PHNOMPENH (Reuters) – Cambodia’s prime minister threatened on Monday to deploy the military if leaders and supporters of the disbanded main opposition party return from exile next month in what he would regard as an attempted coup d’etat.
At least 30 opposition activists have been arrested this year and accused of plotting to overthrow the government before the planned return from self-exile of Sam Rainsy, founder of the dissolved Cambodia National Rescue Party (CNRP), on Nov. 9.
In a ceremony in the capital, Phnom Penh, Prime Minister Hun Sen said Rainsy’s return would be an incursion by forces seeking to overthrow his government.
Rainsy has called for an uprising against the longtime leader. Hun Sen said that if opposition leaders and supporters returned, such declarations would mean that “the army must begin to deploy and use weapons of all kinds.”
“Attack wherever they are seen, there is no need to wait for an arrest warrant or not,” he said. “Supporters are arrested whenever they are seen.”
Last year, Hun Sen extended his rule of more than three decades in an election in which his ruling party won all the seats in parliament.
The CNRP had been disbanded months before the election by the Supreme Court, following the 2017 arrest of party leader Kem Sokha.
Rainsy said on Monday it was legitimate to seek to topple Hun Sen because the CNRP had been dissolved and Hun Sen was not prepared to hold free and fair elections in the future.
“Popular uprising is the only option left to Cambodian democrats to bring about a democratic change,” Rainsy told Reuters by email.
Rainsy has said he will return to Cambodia on Nov. 9, four years after fleeing to France following a conviction for criminal defamation in which he was ordered to pay $1 million in compensation. He also faces a five-year prison sentence in a separate case.
Rainsy said that he would reconsider his return and his call for a popular uprising if Hun Sen released Sokha, reinstated the CNRP and organised a genuine election in the future.

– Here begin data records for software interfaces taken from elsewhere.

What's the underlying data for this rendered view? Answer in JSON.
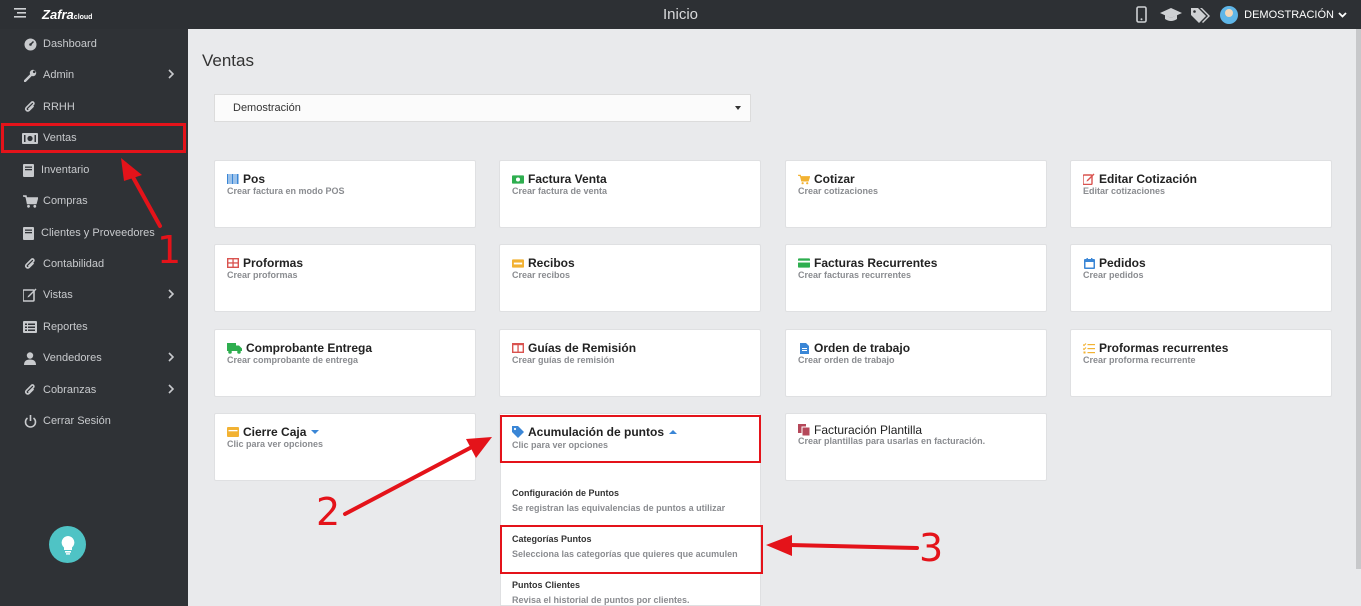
{
  "topbar": {
    "title": "Inicio",
    "logo": "Zafra",
    "logo_suffix": "cloud",
    "user_name": "DEMOSTRACIÓN",
    "icons": [
      "menu-icon",
      "mobile-icon",
      "graduation-cap-icon",
      "tags-icon",
      "avatar",
      "chevron-down-icon"
    ]
  },
  "sidebar": {
    "items": [
      {
        "label": "Dashboard",
        "icon": "dashboard-icon",
        "chevron": false
      },
      {
        "label": "Admin",
        "icon": "wrench-icon",
        "chevron": true
      },
      {
        "label": "RRHH",
        "icon": "paperclip-icon",
        "chevron": false
      },
      {
        "label": "Ventas",
        "icon": "money-icon",
        "chevron": false,
        "active": true
      },
      {
        "label": "Inventario",
        "icon": "book-icon",
        "chevron": false
      },
      {
        "label": "Compras",
        "icon": "cart-icon",
        "chevron": false
      },
      {
        "label": "Clientes y Proveedores",
        "icon": "address-book-icon",
        "chevron": false
      },
      {
        "label": "Contabilidad",
        "icon": "paperclip-icon",
        "chevron": false
      },
      {
        "label": "Vistas",
        "icon": "edit-icon",
        "chevron": true
      },
      {
        "label": "Reportes",
        "icon": "list-icon",
        "chevron": false
      },
      {
        "label": "Vendedores",
        "icon": "user-icon",
        "chevron": true
      },
      {
        "label": "Cobranzas",
        "icon": "paperclip-icon",
        "chevron": true
      },
      {
        "label": "Cerrar Sesión",
        "icon": "power-icon",
        "chevron": false
      }
    ]
  },
  "main": {
    "page_title": "Ventas",
    "company_select": "Demostración",
    "cards": [
      {
        "title": "Pos",
        "subtitle": "Crear factura en modo POS",
        "icon": "barcode-icon",
        "color": "#3a86d6"
      },
      {
        "title": "Factura Venta",
        "subtitle": "Crear factura de venta",
        "icon": "money-icon",
        "color": "#2eae4f"
      },
      {
        "title": "Cotizar",
        "subtitle": "Crear cotizaciones",
        "icon": "cart-icon",
        "color": "#f2b233"
      },
      {
        "title": "Editar Cotización",
        "subtitle": "Editar cotizaciones",
        "icon": "edit-icon",
        "color": "#d9534f"
      },
      {
        "title": "Proformas",
        "subtitle": "Crear proformas",
        "icon": "table-icon",
        "color": "#d9534f"
      },
      {
        "title": "Recibos",
        "subtitle": "Crear recibos",
        "icon": "receipt-icon",
        "color": "#f2b233"
      },
      {
        "title": "Facturas Recurrentes",
        "subtitle": "Crear facturas recurrentes",
        "icon": "credit-card-icon",
        "color": "#2eae4f"
      },
      {
        "title": "Pedidos",
        "subtitle": "Crear pedidos",
        "icon": "calendar-icon",
        "color": "#3a86d6"
      },
      {
        "title": "Comprobante Entrega",
        "subtitle": "Crear comprobante de entrega",
        "icon": "truck-icon",
        "color": "#2eae4f"
      },
      {
        "title": "Guías de Remisión",
        "subtitle": "Crear guías de remisión",
        "icon": "columns-icon",
        "color": "#d9534f"
      },
      {
        "title": "Orden de trabajo",
        "subtitle": "Crear orden de trabajo",
        "icon": "file-icon",
        "color": "#3a86d6"
      },
      {
        "title": "Proformas recurrentes",
        "subtitle": "Crear proforma recurrente",
        "icon": "tasks-icon",
        "color": "#f2b233"
      },
      {
        "title": "Cierre Caja",
        "subtitle": "Clic para ver opciones",
        "icon": "cash-box-icon",
        "color": "#f2b233",
        "caret": "down"
      },
      {
        "title": "Acumulación de puntos",
        "subtitle": "Clic para ver opciones",
        "icon": "tag-icon",
        "color": "#3a86d6",
        "caret": "up"
      },
      {
        "title": "Facturación Plantilla",
        "subtitle": "Crear plantillas para usarlas en facturación.",
        "icon": "copy-icon",
        "color": "#b5485a"
      }
    ],
    "dropdown": [
      {
        "title": "Configuración de Puntos",
        "subtitle": "Se registran las equivalencias de puntos a utilizar"
      },
      {
        "title": "Categorías Puntos",
        "subtitle": "Selecciona las categorías que quieres que acumulen"
      },
      {
        "title": "Puntos Clientes",
        "subtitle": "Revisa el historial de puntos por clientes."
      }
    ]
  },
  "annotations": {
    "step1": "1",
    "step2": "2",
    "step3": "3",
    "color": "#e4131a"
  }
}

Sokha has been detained for two years – the past year under house arrest – while awaiting trial on charges of plotting to overthrow the government.
(Reporting and writing by Prak Chan Thul,; Editing by Kay Johnson and Timothy Heritage)